There is no better introduction to international relations and the world we live in today than the University of Virginia’s The Modern World, Part One (starts September 26) and Part Two (starts September 26). Taught by respected diplomat and historian Philip Zelikow, this global history course follows political and economic trends and developments around the world from 1760 to the present.

 

While Saylor Academy’s Introduction to Political Science (self-paced) provides learners a framework of standard political science concepts through curated open source readings and assessments, IR aficionados would be more than eager to jump straight to From International Relations to Global Politics (start date TBA), which introduces key concepts and theoretical approaches to conflict and cooperation, the most basic building blocks of international relations studies.
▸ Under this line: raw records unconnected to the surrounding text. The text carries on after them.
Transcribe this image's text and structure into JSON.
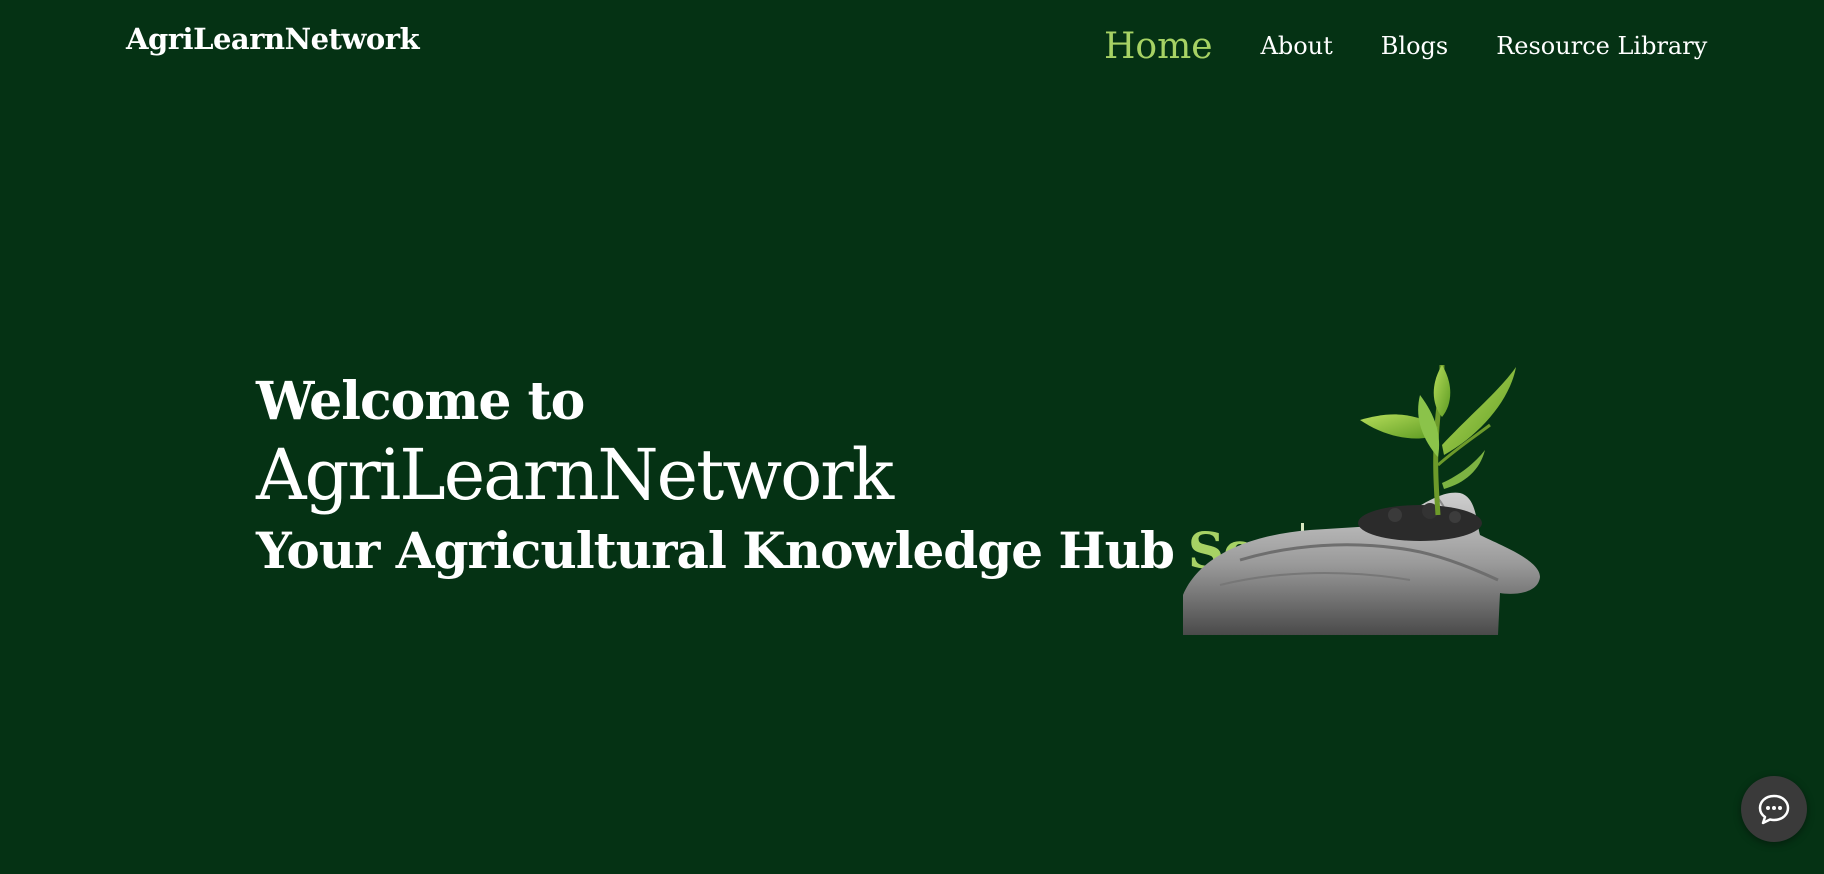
{
  "header": {
    "brand": "AgriLearnNetwork",
    "nav": [
      {
        "label": "Home",
        "active": true
      },
      {
        "label": "About",
        "active": false
      },
      {
        "label": "Blogs",
        "active": false
      },
      {
        "label": "Resource Library",
        "active": false
      }
    ]
  },
  "hero": {
    "line1": "Welcome to",
    "line2": "AgriLearnNetwork",
    "line3": "Your Agricultural Knowledge Hub",
    "typed_word": "Sow"
  },
  "illustration": {
    "icon": "seedling-in-hands-icon"
  },
  "chat": {
    "icon": "chat-bubble-icon"
  },
  "colors": {
    "background": "#053214",
    "accent": "#a7d264",
    "text": "#ffffff",
    "chat_button": "#3a3a3a"
  }
}
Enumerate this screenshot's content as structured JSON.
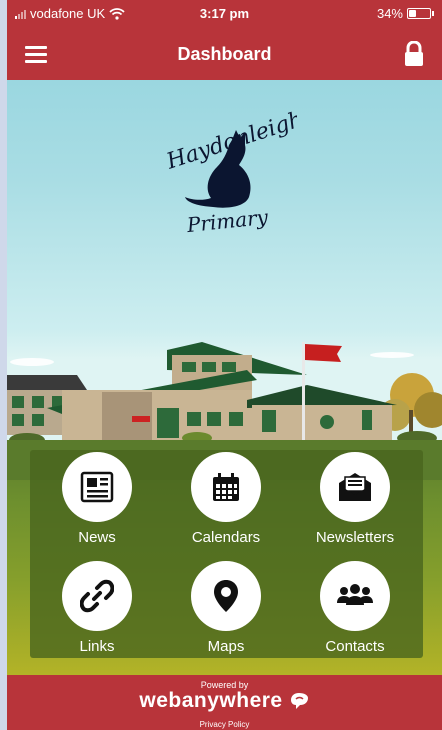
{
  "status_bar": {
    "carrier": "vodafone UK",
    "time": "3:17 pm",
    "battery_text": "34%",
    "battery_level": 0.34
  },
  "header": {
    "title": "Dashboard",
    "menu_icon": "hamburger-menu-icon",
    "lock_icon": "padlock-icon"
  },
  "logo": {
    "line1": "Haydonleigh",
    "line2": "Primary"
  },
  "tiles": [
    {
      "label": "News",
      "icon": "newspaper-icon"
    },
    {
      "label": "Calendars",
      "icon": "calendar-icon"
    },
    {
      "label": "Newsletters",
      "icon": "envelope-icon"
    },
    {
      "label": "Links",
      "icon": "link-icon"
    },
    {
      "label": "Maps",
      "icon": "map-pin-icon"
    },
    {
      "label": "Contacts",
      "icon": "people-icon"
    }
  ],
  "footer": {
    "powered_by": "Powered by",
    "brand": "webanywhere",
    "privacy": "Privacy Policy"
  },
  "colors": {
    "brand_red": "#b8343a",
    "tile_icon": "#111111"
  }
}
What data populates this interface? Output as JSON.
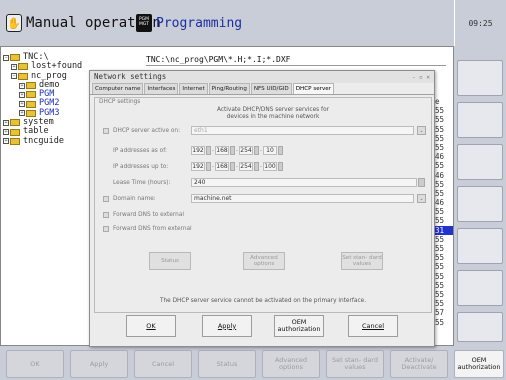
{
  "header": {
    "mode_manual": "Manual operation",
    "mode_programming": "Programming",
    "pgm_icon_text": "PGM\nMGT",
    "clock": "09:25"
  },
  "file_browser": {
    "path": "TNC:\\nc_prog\\PGM\\*.H;*.I;*.DXF",
    "tree": [
      {
        "label": "TNC:\\",
        "indent": 0,
        "blue": false
      },
      {
        "label": "lost+found",
        "indent": 1,
        "blue": false
      },
      {
        "label": "nc_prog",
        "indent": 1,
        "blue": false
      },
      {
        "label": "demo",
        "indent": 2,
        "blue": false
      },
      {
        "label": "PGM",
        "indent": 2,
        "blue": true
      },
      {
        "label": "PGM2",
        "indent": 2,
        "blue": true
      },
      {
        "label": "PGM3",
        "indent": 2,
        "blue": true
      },
      {
        "label": "system",
        "indent": 0,
        "blue": false
      },
      {
        "label": "table",
        "indent": 0,
        "blue": false
      },
      {
        "label": "tncguide",
        "indent": 0,
        "blue": false
      }
    ],
    "right_values": [
      "e",
      "55",
      "55",
      "55",
      "55",
      "55",
      "46",
      "55",
      "46",
      "55",
      "55",
      "46",
      "55",
      "55",
      "31",
      "55",
      "55",
      "55",
      "55",
      "55",
      "55",
      "55",
      "55",
      "57",
      "55"
    ],
    "selected_index": 14
  },
  "dialog": {
    "title": "Network settings",
    "window_controls": "- ▫ ×",
    "tabs": [
      "Computer name",
      "Interfaces",
      "Internet",
      "Ping/Routing",
      "NFS UID/GID",
      "DHCP server"
    ],
    "active_tab": 5,
    "group_label": "DHCP settings",
    "activate_text": "Activate DHCP/DNS server services for devices in the machine network",
    "dhcp_active_label": "DHCP server active on:",
    "dhcp_interface": "eth1",
    "ip_from_label": "IP addresses as of:",
    "ip_from": [
      "192",
      "168",
      "254",
      "10"
    ],
    "ip_to_label": "IP addresses up to:",
    "ip_to": [
      "192",
      "168",
      "254",
      "100"
    ],
    "lease_label": "Lease Time (hours):",
    "lease_value": "240",
    "domain_label": "Domain name:",
    "domain_value": "machine.net",
    "fwd_dns_label": "Forward DNS to external",
    "fwd_dns_from_label": "Forward DNS from external",
    "status_btn": "Status",
    "advanced_btn": "Advanced options",
    "set_std_btn": "Set stan- dard values",
    "note": "The DHCP server service cannot be activated on the primary interface.",
    "ok_btn": "OK",
    "apply_btn": "Apply",
    "oem_btn": "OEM authorization",
    "cancel_btn": "Cancel"
  },
  "softkeys": [
    "OK",
    "Apply",
    "Cancel",
    "Status",
    "Advanced options",
    "Set stan- dard values",
    "Activate/ Deactivate",
    "OEM authorization"
  ],
  "active_softkey": 7
}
In the meantime, Saylor Academy’s Introduction to International Relations is always freely available for reference.

 

More ambitious learners may want to try Espace mondial, a French vision of Global studies (starts September 5), offered by Sciences Po, which uses “a French sociological and historical approach to international relations”. In other words, it takes a more complex look at multiple transnational factors and concepts undergirding the world order, such as the role of identities, religions, regionalism and integration.

 

For groundwork in economics, Peter Navarro (a Donald Trump economic advisor) introduces macroeconomics in The Power of Macroeconomics: Economic Principles in the Real World (starts September 12). Configuring the World (part one starts September 19; the rest forthcoming) brings together international politics and macroeconomics to present a critical look at the data and analysis behind the study of political economy.

 

(This is the first part of a multi-part series on creating an IR curriculum through MOOCs. The next part will focus on regional concentrations.)

 

“All smiles, Instructor Jim Loter with a student, after class answering questions, computer lab, Infomatics, iSchool, Mary Gates Hall, University of Washington, USA” (2006), by Wonderlane via Flickr. Licensed under CC2.0 with some rights reserved.

 


Disclaimer: Any views or opinions expressed in articles are solely those of the authors and do not necessarily represent the views of the NATO Association of Canada.

About Benson Cheung

Benson recently completed his Honours BA in history and political science at the University of Toronto. His research interests stretch from historical dictatorships to contemporary political media and culture. During university, Benson was a highly enthusiastic member of the Model UN community, helped establish refugee fundraising non-profit ‘Borderless’, and has contributed to numerous undergraduate journals and publications. He hopes to continue to pursue academia in the future.